Collaborators with God

Question by question, Kopciovsky arrived at the one that lends the book its title, “What is man that Thou art mindful of him?” “In Exodus, it says that one of the moral qualities of God is a Hebrew word that is difficult to translate, which means participation in another’s life, affection, identification with one’s neighbor. God opened up a relationship with man, making him a collaborator in his own creation. He made him not to create from nothing, for that is a prerogative only of God, but to improve, to lift up that creation. And do we have the right not to imitate the Lord in this task?” Then Kopciovsky allowed himself a small digression, offering an effective example: “In Leviticus, where the commandment is given to love your neighbor as yourself, the verb ‘love’–in the only instance in the whole Bible–takes the dative instead of the accusative case. It should be translated as ‘love for your neighbor,’ that is, ‘love the good of your neighbor’–which is to say, creation. Collaborate with God to make it better.”
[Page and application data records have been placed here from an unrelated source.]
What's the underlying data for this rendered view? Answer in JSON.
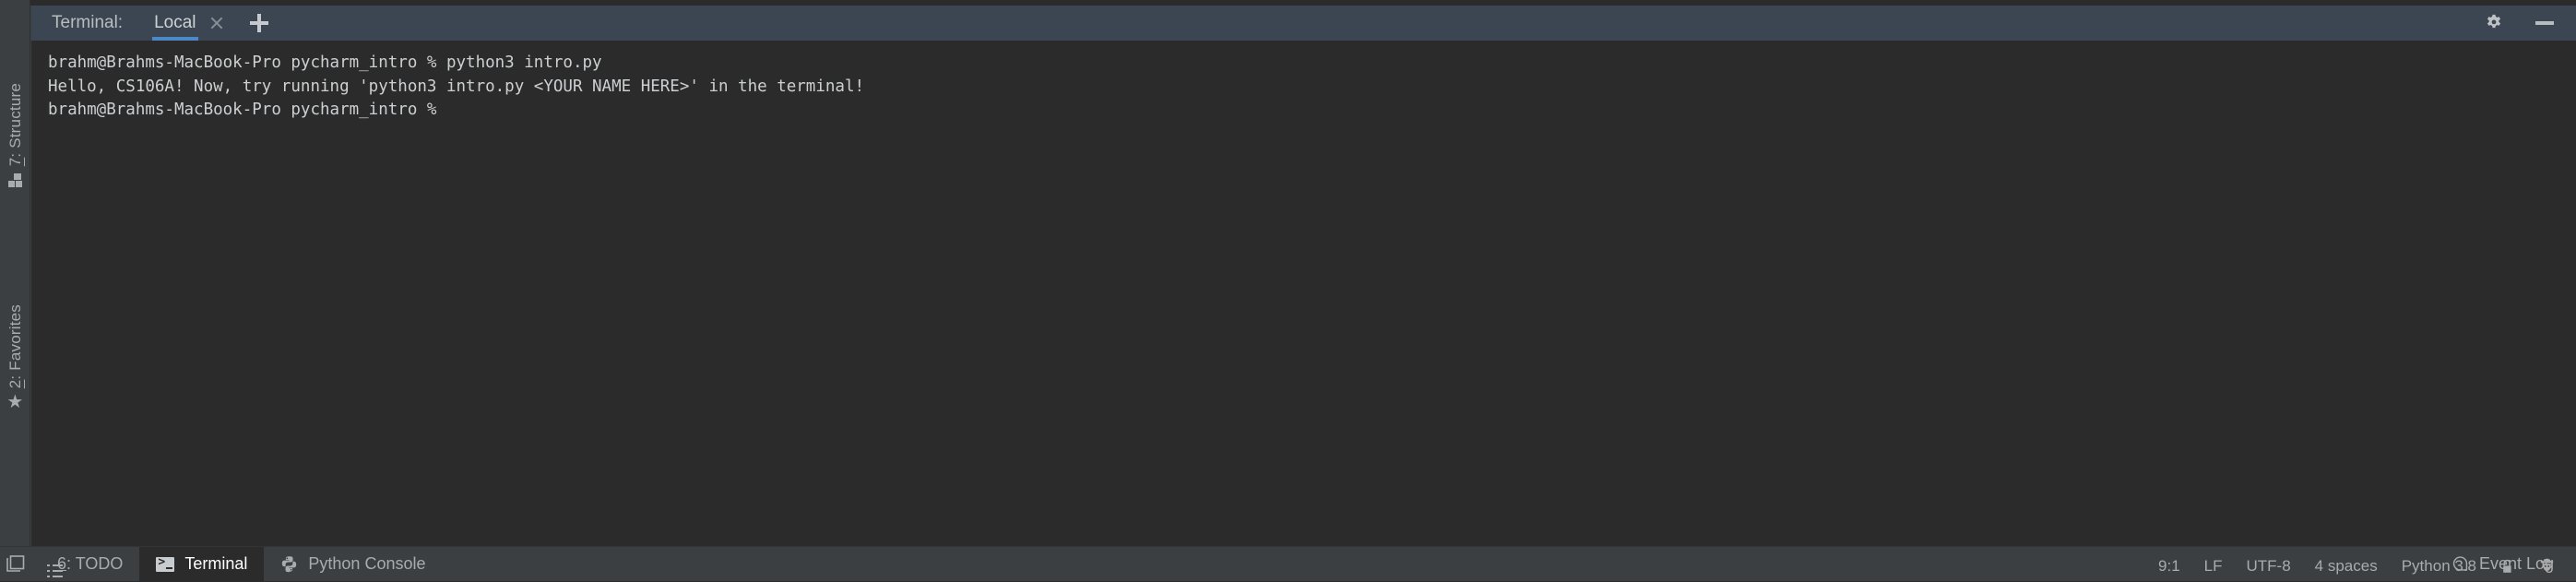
{
  "window": {
    "tool_window_title": "Terminal:",
    "tab": {
      "label": "Local",
      "close_icon": "close-icon"
    },
    "add_tab_icon": "plus-icon",
    "settings_icon": "gear-icon",
    "hide_icon": "minimize-icon",
    "accent_color": "#4a88c7",
    "header_bg": "#3c4552",
    "terminal_bg": "#2b2b2b",
    "chrome_bg": "#3c3f41"
  },
  "left_rail": {
    "items": [
      {
        "number": "7",
        "label": ": Structure",
        "icon": "structure-icon"
      },
      {
        "number": "2",
        "label": ": Favorites",
        "icon": "star-icon"
      }
    ]
  },
  "terminal": {
    "lines": [
      "brahm@Brahms-MacBook-Pro pycharm_intro % python3 intro.py",
      "Hello, CS106A! Now, try running 'python3 intro.py <YOUR NAME HERE>' in the terminal!",
      "brahm@Brahms-MacBook-Pro pycharm_intro % "
    ]
  },
  "bottom_bar": {
    "show_tool_windows_icon": "window-stack-icon",
    "tabs": [
      {
        "number": "6",
        "label": ": TODO",
        "icon": "todo-list-icon",
        "active": false
      },
      {
        "number": "",
        "label": "Terminal",
        "icon": "terminal-icon",
        "active": true
      },
      {
        "number": "",
        "label": "Python Console",
        "icon": "python-icon",
        "active": false
      }
    ],
    "event_log": {
      "label": "Event Log",
      "icon": "event-log-icon"
    }
  },
  "status_bar": {
    "caret_position": "9:1",
    "line_separator": "LF",
    "encoding": "UTF-8",
    "indent": "4 spaces",
    "interpreter": "Python 3.8",
    "lock_icon": "unlocked-icon",
    "inspector_icon": "inspector-icon"
  }
}
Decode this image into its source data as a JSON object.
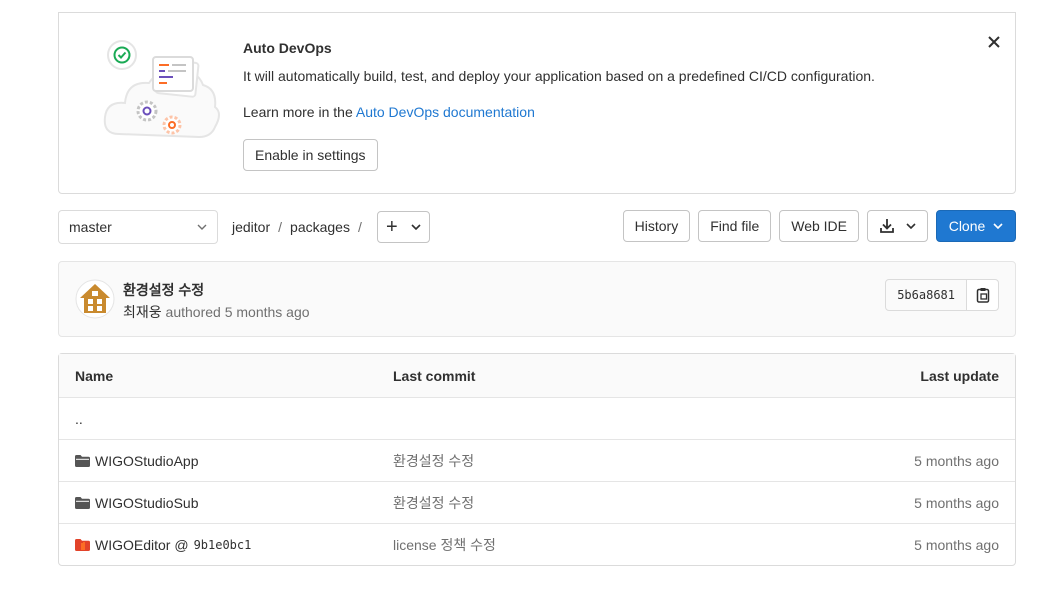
{
  "banner": {
    "title": "Auto DevOps",
    "description": "It will automatically build, test, and deploy your application based on a predefined CI/CD configuration.",
    "learn_prefix": "Learn more in the ",
    "learn_link": "Auto DevOps documentation",
    "enable_button": "Enable in settings",
    "close_icon": "close-icon"
  },
  "toolbar": {
    "branch": "master",
    "breadcrumb": [
      "jeditor",
      "packages"
    ],
    "add_label": "+",
    "history": "History",
    "find_file": "Find file",
    "web_ide": "Web IDE",
    "clone": "Clone"
  },
  "commit": {
    "title": "환경설정 수정",
    "author": "최재웅",
    "authored_text": "authored 5 months ago",
    "sha": "5b6a8681"
  },
  "table": {
    "headers": {
      "name": "Name",
      "last_commit": "Last commit",
      "last_update": "Last update"
    },
    "parent": "..",
    "rows": [
      {
        "name": "WIGOStudioApp",
        "commit": "환경설정 수정",
        "updated": "5 months ago",
        "icon": "folder-icon"
      },
      {
        "name": "WIGOStudioSub",
        "commit": "환경설정 수정",
        "updated": "5 months ago",
        "icon": "folder-icon"
      },
      {
        "name": "WIGOEditor @",
        "sha": "9b1e0bc1",
        "commit": "license 정책 수정",
        "updated": "5 months ago",
        "icon": "submodule-icon"
      }
    ]
  },
  "colors": {
    "accent": "#1f78d1",
    "border": "#dbdbdb",
    "submodule": "#e2432a"
  }
}
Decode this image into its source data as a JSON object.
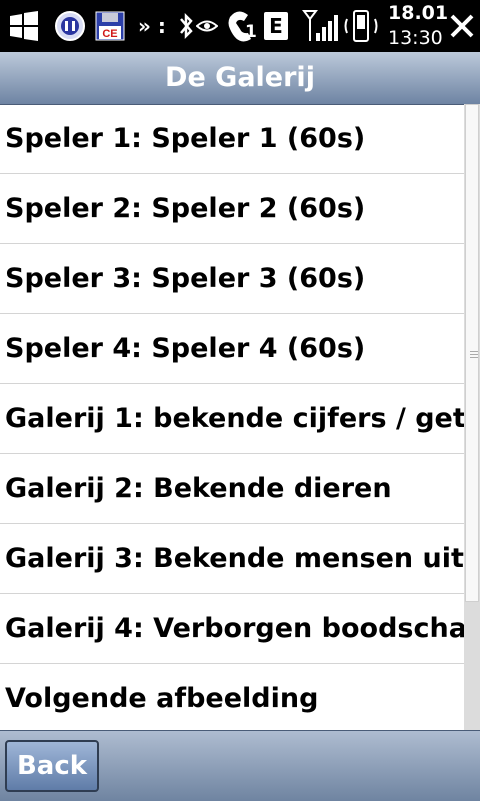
{
  "status_bar": {
    "date": "18.01",
    "time": "13:30",
    "call_count": "1",
    "network_type": "E",
    "more_icons": "» :",
    "icons": [
      "windows-start-icon",
      "app-icon",
      "ce-save-icon",
      "bluetooth-icon",
      "phone-icon",
      "network-e-icon",
      "signal-icon",
      "battery-phone-icon",
      "close-icon"
    ]
  },
  "title": "De Galerij",
  "list": {
    "items": [
      "Speler 1: Speler 1 (60s)",
      "Speler 2: Speler 2 (60s)",
      "Speler 3: Speler 3 (60s)",
      "Speler 4: Speler 4 (60s)",
      "Galerij 1: bekende cijfers / get",
      "Galerij 2: Bekende dieren",
      "Galerij 3: Bekende mensen uit",
      "Galerij 4: Verborgen boodscha",
      "Volgende afbeelding"
    ]
  },
  "bottom_bar": {
    "back_label": "Back"
  },
  "colors": {
    "title_bar": "#6e84a3",
    "bottom_bar": "#6f84a1",
    "back_button": "#5f7ca8"
  }
}
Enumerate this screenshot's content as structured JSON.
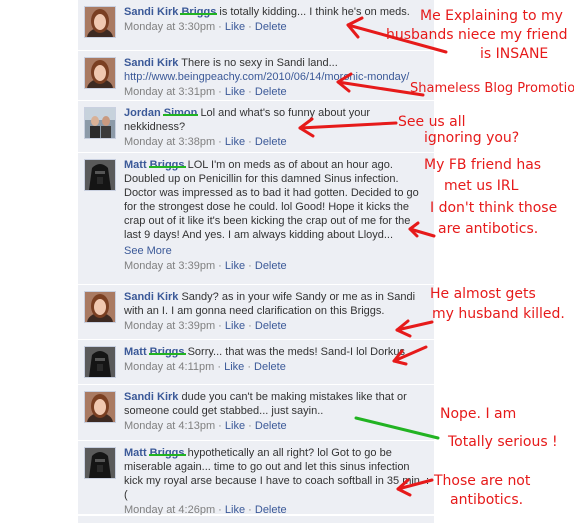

There is a moving contrast between the frail figure of this elderly rabbi and the powerful positivity that his words express. But as the Psalm says, it is not my own strength that sustains me, but “Your strength” (“the muscle of His right hand” is Father Giussani’s helpful gloss, on page 74). No matter how ephemeral and frail, the flesh of the Hebrew people vibrates with the sign of the covenant with God, of their being chosen by the Lord. An echo of this can be heard in the word “amen,” which Kopciovksy commented on in his conclusion. “When I say ‘amén,’ it means ‘that is true,’ ‘I agree.’ And all my personality is saved in this faith, in this unshakable trust in the Eternal Father who created us.” What are the Psalms if not the word that attests to this tender and burning dialogue between the Lord and the people that has been His dwelling place in history?